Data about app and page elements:
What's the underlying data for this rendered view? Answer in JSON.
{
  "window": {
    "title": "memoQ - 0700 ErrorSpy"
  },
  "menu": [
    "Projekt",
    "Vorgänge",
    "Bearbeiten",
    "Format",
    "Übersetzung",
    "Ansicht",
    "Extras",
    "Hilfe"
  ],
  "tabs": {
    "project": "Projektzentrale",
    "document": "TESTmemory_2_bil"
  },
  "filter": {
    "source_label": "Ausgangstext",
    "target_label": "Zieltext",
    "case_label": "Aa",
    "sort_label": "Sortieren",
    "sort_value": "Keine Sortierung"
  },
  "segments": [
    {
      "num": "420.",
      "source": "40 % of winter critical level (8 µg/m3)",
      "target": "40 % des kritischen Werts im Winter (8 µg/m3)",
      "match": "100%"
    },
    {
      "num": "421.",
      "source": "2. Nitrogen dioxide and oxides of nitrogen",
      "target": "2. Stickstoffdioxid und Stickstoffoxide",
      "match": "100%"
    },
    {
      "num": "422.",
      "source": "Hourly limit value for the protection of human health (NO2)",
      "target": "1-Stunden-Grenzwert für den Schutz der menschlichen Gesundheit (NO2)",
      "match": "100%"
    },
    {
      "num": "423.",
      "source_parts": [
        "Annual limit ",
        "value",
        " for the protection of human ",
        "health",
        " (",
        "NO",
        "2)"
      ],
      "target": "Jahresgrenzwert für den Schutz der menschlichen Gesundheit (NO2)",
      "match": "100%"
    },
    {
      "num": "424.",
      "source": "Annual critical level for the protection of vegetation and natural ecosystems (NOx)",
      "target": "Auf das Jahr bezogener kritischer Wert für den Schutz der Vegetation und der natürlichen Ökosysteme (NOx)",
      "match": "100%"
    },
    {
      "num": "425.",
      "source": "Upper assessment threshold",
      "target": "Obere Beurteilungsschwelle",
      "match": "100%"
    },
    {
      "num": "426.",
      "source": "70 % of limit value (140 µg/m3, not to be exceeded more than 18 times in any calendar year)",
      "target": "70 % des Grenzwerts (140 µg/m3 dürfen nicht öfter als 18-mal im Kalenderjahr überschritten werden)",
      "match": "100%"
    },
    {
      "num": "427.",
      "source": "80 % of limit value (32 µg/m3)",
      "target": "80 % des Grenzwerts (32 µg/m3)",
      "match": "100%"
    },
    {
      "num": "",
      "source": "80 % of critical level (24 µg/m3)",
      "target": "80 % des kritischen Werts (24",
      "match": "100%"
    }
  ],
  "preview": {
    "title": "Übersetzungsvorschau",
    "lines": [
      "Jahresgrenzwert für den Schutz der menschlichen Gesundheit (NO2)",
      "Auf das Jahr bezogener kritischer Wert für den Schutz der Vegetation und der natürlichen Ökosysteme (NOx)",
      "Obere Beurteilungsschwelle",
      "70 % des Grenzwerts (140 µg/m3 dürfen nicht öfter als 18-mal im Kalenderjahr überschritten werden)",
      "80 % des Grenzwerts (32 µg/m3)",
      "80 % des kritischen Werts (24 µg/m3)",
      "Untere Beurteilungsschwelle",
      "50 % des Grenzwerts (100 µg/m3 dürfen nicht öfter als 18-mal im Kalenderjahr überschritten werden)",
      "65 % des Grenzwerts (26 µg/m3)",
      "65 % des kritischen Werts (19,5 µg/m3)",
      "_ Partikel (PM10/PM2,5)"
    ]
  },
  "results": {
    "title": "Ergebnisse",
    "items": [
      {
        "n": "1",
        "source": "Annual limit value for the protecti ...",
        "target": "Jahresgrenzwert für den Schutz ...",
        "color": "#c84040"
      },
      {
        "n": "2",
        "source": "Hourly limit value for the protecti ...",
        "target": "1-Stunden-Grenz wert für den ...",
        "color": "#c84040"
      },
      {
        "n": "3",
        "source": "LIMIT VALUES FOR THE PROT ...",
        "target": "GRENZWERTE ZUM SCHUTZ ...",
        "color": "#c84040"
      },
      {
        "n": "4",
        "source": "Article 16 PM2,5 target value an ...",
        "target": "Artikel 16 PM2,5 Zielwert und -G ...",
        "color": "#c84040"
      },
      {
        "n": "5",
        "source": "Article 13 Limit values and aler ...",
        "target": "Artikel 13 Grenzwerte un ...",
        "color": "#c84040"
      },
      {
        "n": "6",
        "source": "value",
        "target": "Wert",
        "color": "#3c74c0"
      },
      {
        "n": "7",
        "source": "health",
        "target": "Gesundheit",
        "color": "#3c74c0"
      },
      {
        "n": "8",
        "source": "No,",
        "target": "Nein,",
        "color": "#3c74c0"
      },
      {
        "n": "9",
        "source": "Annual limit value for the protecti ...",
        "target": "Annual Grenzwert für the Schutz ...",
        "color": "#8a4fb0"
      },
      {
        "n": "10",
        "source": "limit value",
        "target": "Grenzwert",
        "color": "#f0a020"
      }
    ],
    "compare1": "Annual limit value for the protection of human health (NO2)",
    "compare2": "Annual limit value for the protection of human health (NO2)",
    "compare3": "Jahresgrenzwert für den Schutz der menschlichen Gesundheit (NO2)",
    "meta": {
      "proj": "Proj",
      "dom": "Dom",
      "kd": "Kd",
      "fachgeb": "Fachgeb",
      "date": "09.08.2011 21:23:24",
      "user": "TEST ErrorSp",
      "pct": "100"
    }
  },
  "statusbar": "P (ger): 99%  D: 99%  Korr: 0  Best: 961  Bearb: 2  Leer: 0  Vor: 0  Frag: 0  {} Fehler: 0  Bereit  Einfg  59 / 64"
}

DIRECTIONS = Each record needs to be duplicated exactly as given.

ANSWER FOR THIS EXERCISE =
What's the underlying data for this rendered view? Answer in JSON.
{
  "window": {
    "title": "memoQ - 0700 ErrorSpy"
  },
  "menu": [
    "Projekt",
    "Vorgänge",
    "Bearbeiten",
    "Format",
    "Übersetzung",
    "Ansicht",
    "Extras",
    "Hilfe"
  ],
  "tabs": {
    "project": "Projektzentrale",
    "document": "TESTmemory_2_bil"
  },
  "filter": {
    "source_label": "Ausgangstext",
    "target_label": "Zieltext",
    "case_label": "Aa",
    "sort_label": "Sortieren",
    "sort_value": "Keine Sortierung"
  },
  "segments": [
    {
      "num": "420.",
      "source": "40 % of winter critical level (8 µg/m3)",
      "target": "40 % des kritischen Werts im Winter (8 µg/m3)",
      "match": "100%"
    },
    {
      "num": "421.",
      "source": "2. Nitrogen dioxide and oxides of nitrogen",
      "target": "2. Stickstoffdioxid und Stickstoffoxide",
      "match": "100%"
    },
    {
      "num": "422.",
      "source": "Hourly limit value for the protection of human health (NO2)",
      "target": "1-Stunden-Grenzwert für den Schutz der menschlichen Gesundheit (NO2)",
      "match": "100%"
    },
    {
      "num": "423.",
      "source_parts": [
        "Annual limit ",
        "value",
        " for the protection of human ",
        "health",
        " (",
        "NO",
        "2)"
      ],
      "target": "Jahresgrenzwert für den Schutz der menschlichen Gesundheit (NO2)",
      "match": "100%"
    },
    {
      "num": "424.",
      "source": "Annual critical level for the protection of vegetation and natural ecosystems (NOx)",
      "target": "Auf das Jahr bezogener kritischer Wert für den Schutz der Vegetation und der natürlichen Ökosysteme (NOx)",
      "match": "100%"
    },
    {
      "num": "425.",
      "source": "Upper assessment threshold",
      "target": "Obere Beurteilungsschwelle",
      "match": "100%"
    },
    {
      "num": "426.",
      "source": "70 % of limit value (140 µg/m3, not to be exceeded more than 18 times in any calendar year)",
      "target": "70 % des Grenzwerts (140 µg/m3 dürfen nicht öfter als 18-mal im Kalenderjahr überschritten werden)",
      "match": "100%"
    },
    {
      "num": "427.",
      "source": "80 % of limit value (32 µg/m3)",
      "target": "80 % des Grenzwerts (32 µg/m3)",
      "match": "100%"
    },
    {
      "num": "",
      "source": "80 % of critical level (24 µg/m3)",
      "target": "80 % des kritischen Werts (24",
      "match": "100%"
    }
  ],
  "preview": {
    "title": "Übersetzungsvorschau",
    "lines": [
      "Jahresgrenzwert für den Schutz der menschlichen Gesundheit (NO2)",
      "Auf das Jahr bezogener kritischer Wert für den Schutz der Vegetation und der natürlichen Ökosysteme (NOx)",
      "Obere Beurteilungsschwelle",
      "70 % des Grenzwerts (140 µg/m3 dürfen nicht öfter als 18-mal im Kalenderjahr überschritten werden)",
      "80 % des Grenzwerts (32 µg/m3)",
      "80 % des kritischen Werts (24 µg/m3)",
      "Untere Beurteilungsschwelle",
      "50 % des Grenzwerts (100 µg/m3 dürfen nicht öfter als 18-mal im Kalenderjahr überschritten werden)",
      "65 % des Grenzwerts (26 µg/m3)",
      "65 % des kritischen Werts (19,5 µg/m3)",
      "_ Partikel (PM10/PM2,5)"
    ]
  },
  "results": {
    "title": "Ergebnisse",
    "items": [
      {
        "n": "1",
        "source": "Annual limit value for the protecti ...",
        "target": "Jahresgrenzwert für den Schutz ...",
        "color": "#c84040"
      },
      {
        "n": "2",
        "source": "Hourly limit value for the protecti ...",
        "target": "1-Stunden-Grenz wert für den ...",
        "color": "#c84040"
      },
      {
        "n": "3",
        "source": "LIMIT VALUES FOR THE PROT ...",
        "target": "GRENZWERTE ZUM SCHUTZ ...",
        "color": "#c84040"
      },
      {
        "n": "4",
        "source": "Article 16 PM2,5 target value an ...",
        "target": "Artikel 16 PM2,5 Zielwert und -G ...",
        "color": "#c84040"
      },
      {
        "n": "5",
        "source": "Article 13 Limit values and aler ...",
        "target": "Artikel 13 Grenzwerte un ...",
        "color": "#c84040"
      },
      {
        "n": "6",
        "source": "value",
        "target": "Wert",
        "color": "#3c74c0"
      },
      {
        "n": "7",
        "source": "health",
        "target": "Gesundheit",
        "color": "#3c74c0"
      },
      {
        "n": "8",
        "source": "No,",
        "target": "Nein,",
        "color": "#3c74c0"
      },
      {
        "n": "9",
        "source": "Annual limit value for the protecti ...",
        "target": "Annual Grenzwert für the Schutz ...",
        "color": "#8a4fb0"
      },
      {
        "n": "10",
        "source": "limit value",
        "target": "Grenzwert",
        "color": "#f0a020"
      }
    ],
    "compare1": "Annual limit value for the protection of human health (NO2)",
    "compare2": "Annual limit value for the protection of human health (NO2)",
    "compare3": "Jahresgrenzwert für den Schutz der menschlichen Gesundheit (NO2)",
    "meta": {
      "proj": "Proj",
      "dom": "Dom",
      "kd": "Kd",
      "fachgeb": "Fachgeb",
      "date": "09.08.2011 21:23:24",
      "user": "TEST ErrorSp",
      "pct": "100"
    }
  },
  "statusbar": "P (ger): 99%  D: 99%  Korr: 0  Best: 961  Bearb: 2  Leer: 0  Vor: 0  Frag: 0  {} Fehler: 0  Bereit  Einfg  59 / 64"
}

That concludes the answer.